What is required :: All lines below are to be output exactly as they stand.

Records for the exercise ::
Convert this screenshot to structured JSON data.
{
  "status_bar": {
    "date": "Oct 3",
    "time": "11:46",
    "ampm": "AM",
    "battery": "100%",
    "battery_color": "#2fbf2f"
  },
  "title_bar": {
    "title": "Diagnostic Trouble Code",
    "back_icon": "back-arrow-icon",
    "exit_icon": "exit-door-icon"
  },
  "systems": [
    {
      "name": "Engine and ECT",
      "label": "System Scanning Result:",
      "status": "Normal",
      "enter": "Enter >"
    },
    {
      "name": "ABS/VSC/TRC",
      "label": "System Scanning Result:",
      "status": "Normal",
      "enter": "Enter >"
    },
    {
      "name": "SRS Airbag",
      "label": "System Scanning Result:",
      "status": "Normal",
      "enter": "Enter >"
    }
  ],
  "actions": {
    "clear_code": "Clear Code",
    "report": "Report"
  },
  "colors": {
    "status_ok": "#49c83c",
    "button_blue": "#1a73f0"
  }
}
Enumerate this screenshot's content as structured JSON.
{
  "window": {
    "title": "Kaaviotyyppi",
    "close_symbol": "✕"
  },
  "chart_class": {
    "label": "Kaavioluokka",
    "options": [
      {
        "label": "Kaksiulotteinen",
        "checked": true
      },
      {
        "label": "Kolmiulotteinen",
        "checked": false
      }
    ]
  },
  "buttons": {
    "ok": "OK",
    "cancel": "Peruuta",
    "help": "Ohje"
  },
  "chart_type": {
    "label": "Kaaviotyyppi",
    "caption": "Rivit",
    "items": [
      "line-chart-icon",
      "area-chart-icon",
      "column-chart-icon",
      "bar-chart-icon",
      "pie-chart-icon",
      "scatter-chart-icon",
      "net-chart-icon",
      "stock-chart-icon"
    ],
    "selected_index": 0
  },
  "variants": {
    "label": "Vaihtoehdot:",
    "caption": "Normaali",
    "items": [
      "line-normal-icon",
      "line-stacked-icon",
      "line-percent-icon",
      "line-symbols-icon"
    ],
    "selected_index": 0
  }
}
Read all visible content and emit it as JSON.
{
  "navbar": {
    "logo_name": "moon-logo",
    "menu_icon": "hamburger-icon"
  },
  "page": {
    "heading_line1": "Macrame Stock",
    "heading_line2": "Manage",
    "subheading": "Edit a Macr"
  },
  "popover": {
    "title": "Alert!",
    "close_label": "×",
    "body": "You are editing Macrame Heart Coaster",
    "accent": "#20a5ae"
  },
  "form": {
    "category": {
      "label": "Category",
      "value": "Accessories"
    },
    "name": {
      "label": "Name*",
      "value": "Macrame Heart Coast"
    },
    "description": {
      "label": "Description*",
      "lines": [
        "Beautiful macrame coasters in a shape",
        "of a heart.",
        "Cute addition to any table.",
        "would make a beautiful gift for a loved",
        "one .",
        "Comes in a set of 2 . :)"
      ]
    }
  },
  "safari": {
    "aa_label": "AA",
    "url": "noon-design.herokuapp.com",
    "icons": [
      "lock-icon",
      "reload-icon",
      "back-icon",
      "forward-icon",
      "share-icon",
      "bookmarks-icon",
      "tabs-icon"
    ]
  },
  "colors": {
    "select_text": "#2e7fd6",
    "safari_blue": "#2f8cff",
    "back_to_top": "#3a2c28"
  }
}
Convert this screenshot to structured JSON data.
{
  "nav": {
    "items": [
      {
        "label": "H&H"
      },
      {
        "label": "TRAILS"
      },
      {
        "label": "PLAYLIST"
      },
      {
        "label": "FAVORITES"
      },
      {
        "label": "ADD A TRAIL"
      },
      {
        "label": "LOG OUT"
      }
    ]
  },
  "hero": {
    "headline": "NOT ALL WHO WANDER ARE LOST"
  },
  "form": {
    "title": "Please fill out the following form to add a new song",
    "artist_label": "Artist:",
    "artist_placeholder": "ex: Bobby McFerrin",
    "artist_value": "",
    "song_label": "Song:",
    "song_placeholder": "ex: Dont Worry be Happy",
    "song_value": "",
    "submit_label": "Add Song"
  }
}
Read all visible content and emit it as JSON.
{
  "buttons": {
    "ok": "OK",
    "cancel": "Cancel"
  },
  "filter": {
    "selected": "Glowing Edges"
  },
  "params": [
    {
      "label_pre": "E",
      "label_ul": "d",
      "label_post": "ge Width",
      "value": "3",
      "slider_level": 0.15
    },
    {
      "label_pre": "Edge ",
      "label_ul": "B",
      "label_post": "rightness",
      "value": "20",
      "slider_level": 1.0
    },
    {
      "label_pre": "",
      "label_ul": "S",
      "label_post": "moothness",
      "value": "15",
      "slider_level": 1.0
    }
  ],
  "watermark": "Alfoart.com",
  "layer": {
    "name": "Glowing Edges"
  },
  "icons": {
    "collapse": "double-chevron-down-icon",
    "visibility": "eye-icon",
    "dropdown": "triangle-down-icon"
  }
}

Task result ::
Convert this screenshot to structured JSON data.
{
  "status_bar": {
    "date": "Oct 3",
    "time": "11:46",
    "ampm": "AM",
    "battery": "100%",
    "battery_color": "#2fbf2f"
  },
  "title_bar": {
    "title": "Diagnostic Trouble Code",
    "back_icon": "back-arrow-icon",
    "exit_icon": "exit-door-icon"
  },
  "systems": [
    {
      "name": "Engine and ECT",
      "label": "System Scanning Result:",
      "status": "Normal",
      "enter": "Enter >"
    },
    {
      "name": "ABS/VSC/TRC",
      "label": "System Scanning Result:",
      "status": "Normal",
      "enter": "Enter >"
    },
    {
      "name": "SRS Airbag",
      "label": "System Scanning Result:",
      "status": "Normal",
      "enter": "Enter >"
    }
  ],
  "actions": {
    "clear_code": "Clear Code",
    "report": "Report"
  },
  "colors": {
    "status_ok": "#49c83c",
    "button_blue": "#1a73f0"
  }
}
Enumerate this screenshot's content as structured JSON.
{
  "window": {
    "title": "Kaaviotyyppi",
    "close_symbol": "✕"
  },
  "chart_class": {
    "label": "Kaavioluokka",
    "options": [
      {
        "label": "Kaksiulotteinen",
        "checked": true
      },
      {
        "label": "Kolmiulotteinen",
        "checked": false
      }
    ]
  },
  "buttons": {
    "ok": "OK",
    "cancel": "Peruuta",
    "help": "Ohje"
  },
  "chart_type": {
    "label": "Kaaviotyyppi",
    "caption": "Rivit",
    "items": [
      "line-chart-icon",
      "area-chart-icon",
      "column-chart-icon",
      "bar-chart-icon",
      "pie-chart-icon",
      "scatter-chart-icon",
      "net-chart-icon",
      "stock-chart-icon"
    ],
    "selected_index": 0
  },
  "variants": {
    "label": "Vaihtoehdot:",
    "caption": "Normaali",
    "items": [
      "line-normal-icon",
      "line-stacked-icon",
      "line-percent-icon",
      "line-symbols-icon"
    ],
    "selected_index": 0
  }
}
Read all visible content and emit it as JSON.
{
  "navbar": {
    "logo_name": "moon-logo",
    "menu_icon": "hamburger-icon"
  },
  "page": {
    "heading_line1": "Macrame Stock",
    "heading_line2": "Manage",
    "subheading": "Edit a Macr"
  },
  "popover": {
    "title": "Alert!",
    "close_label": "×",
    "body": "You are editing Macrame Heart Coaster",
    "accent": "#20a5ae"
  },
  "form": {
    "category": {
      "label": "Category",
      "value": "Accessories"
    },
    "name": {
      "label": "Name*",
      "value": "Macrame Heart Coast"
    },
    "description": {
      "label": "Description*",
      "lines": [
        "Beautiful macrame coasters in a shape",
        "of a heart.",
        "Cute addition to any table.",
        "would make a beautiful gift for a loved",
        "one .",
        "Comes in a set of 2 . :)"
      ]
    }
  },
  "safari": {
    "aa_label": "AA",
    "url": "noon-design.herokuapp.com",
    "icons": [
      "lock-icon",
      "reload-icon",
      "back-icon",
      "forward-icon",
      "share-icon",
      "bookmarks-icon",
      "tabs-icon"
    ]
  },
  "colors": {
    "select_text": "#2e7fd6",
    "safari_blue": "#2f8cff",
    "back_to_top": "#3a2c28"
  }
}
Convert this screenshot to structured JSON data.
{
  "nav": {
    "items": [
      {
        "label": "H&H"
      },
      {
        "label": "TRAILS"
      },
      {
        "label": "PLAYLIST"
      },
      {
        "label": "FAVORITES"
      },
      {
        "label": "ADD A TRAIL"
      },
      {
        "label": "LOG OUT"
      }
    ]
  },
  "hero": {
    "headline": "NOT ALL WHO WANDER ARE LOST"
  },
  "form": {
    "title": "Please fill out the following form to add a new song",
    "artist_label": "Artist:",
    "artist_placeholder": "ex: Bobby McFerrin",
    "artist_value": "",
    "song_label": "Song:",
    "song_placeholder": "ex: Dont Worry be Happy",
    "song_value": "",
    "submit_label": "Add Song"
  }
}
Read all visible content and emit it as JSON.
{
  "buttons": {
    "ok": "OK",
    "cancel": "Cancel"
  },
  "filter": {
    "selected": "Glowing Edges"
  },
  "params": [
    {
      "label_pre": "E",
      "label_ul": "d",
      "label_post": "ge Width",
      "value": "3",
      "slider_level": 0.15
    },
    {
      "label_pre": "Edge ",
      "label_ul": "B",
      "label_post": "rightness",
      "value": "20",
      "slider_level": 1.0
    },
    {
      "label_pre": "",
      "label_ul": "S",
      "label_post": "moothness",
      "value": "15",
      "slider_level": 1.0
    }
  ],
  "watermark": "Alfoart.com",
  "layer": {
    "name": "Glowing Edges"
  },
  "icons": {
    "collapse": "double-chevron-down-icon",
    "visibility": "eye-icon",
    "dropdown": "triangle-down-icon"
  }
}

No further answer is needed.